ST JOHN’S — A veteran calypsonian has added his voice to the chorus that there needs to be more government involvement in the musical art form, especially around carnival.
Joseph Calypso Joe Hunte said the artistes’ preparations were not as good when compared to previous years when tent operators were able to operate for a longer period.
This year, the tent operators blamed the lack of funds, including the usual government subsidy that was not forthcoming, as the main obstacle to their late opening.
The calypsonian, who received a Lifetime Achievement Award this weekend from the Wadadli Calypsonians Association, said without government involvement the tents will fail. “We have tried the private sector; the private sector is

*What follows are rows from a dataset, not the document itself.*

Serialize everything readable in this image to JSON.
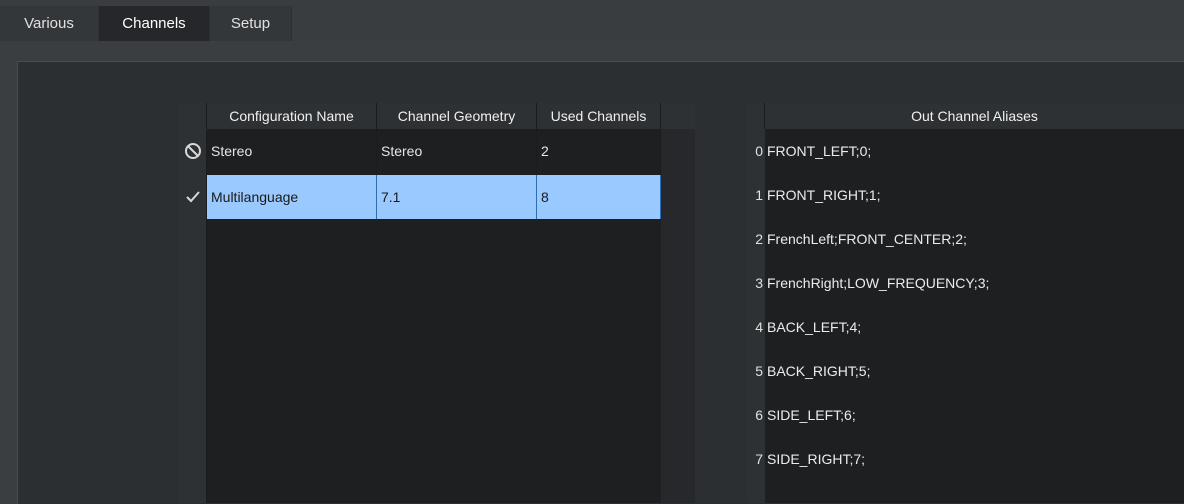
{
  "tabs": [
    {
      "label": "Various",
      "active": false
    },
    {
      "label": "Channels",
      "active": true
    },
    {
      "label": "Setup",
      "active": false
    }
  ],
  "configurations": {
    "columns": [
      "Configuration Name",
      "Channel Geometry",
      "Used Channels"
    ],
    "rows": [
      {
        "icon": "disabled-icon",
        "name": "Stereo",
        "geometry": "Stereo",
        "used": "2",
        "selected": false
      },
      {
        "icon": "checkmark-icon",
        "name": "Multilanguage",
        "geometry": "7.1",
        "used": "8",
        "selected": true
      }
    ]
  },
  "aliases": {
    "header": "Out Channel Aliases",
    "rows": [
      {
        "index": "0",
        "value": "FRONT_LEFT;0;"
      },
      {
        "index": "1",
        "value": "FRONT_RIGHT;1;"
      },
      {
        "index": "2",
        "value": "FrenchLeft;FRONT_CENTER;2;"
      },
      {
        "index": "3",
        "value": "FrenchRight;LOW_FREQUENCY;3;"
      },
      {
        "index": "4",
        "value": "BACK_LEFT;4;"
      },
      {
        "index": "5",
        "value": "BACK_RIGHT;5;"
      },
      {
        "index": "6",
        "value": "SIDE_LEFT;6;"
      },
      {
        "index": "7",
        "value": "SIDE_RIGHT;7;"
      }
    ]
  },
  "colors": {
    "selection": "#99c9ff",
    "background": "#1d1f21",
    "header": "#2e3134"
  }
}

really overloaded because everybody is going to the same people ever year and the business people too have their own preferences,” Hunte said.
The artiste is also recommending that the Carnival Development Committee introduces a zonal calypso competition among students as a build-up to the annual Junior Calypso Monarch Competition.
He said this would generate much interest among the young contenders.
“Just like how they have educational zones, they should have competitions in the zones and then the best from each zone comes forward to the final,” Hunte added.
Hunte, who has been in the business since 1969, said he was honoured to receive an award from his own.
“To accept any award from your peers, I think it’s very important and I gracefully accepted,” Hunte said.
Also taking home an award from the black tie affair, held at the Grand Royal Antiguan Resort, were Paul King Obstinate Richards who received the Grand Master Award. The award was also bestowed upon Sir McLean King Short Shirt Emanuel and Sir Rupert King Swallow Philo. (Antigua Observer)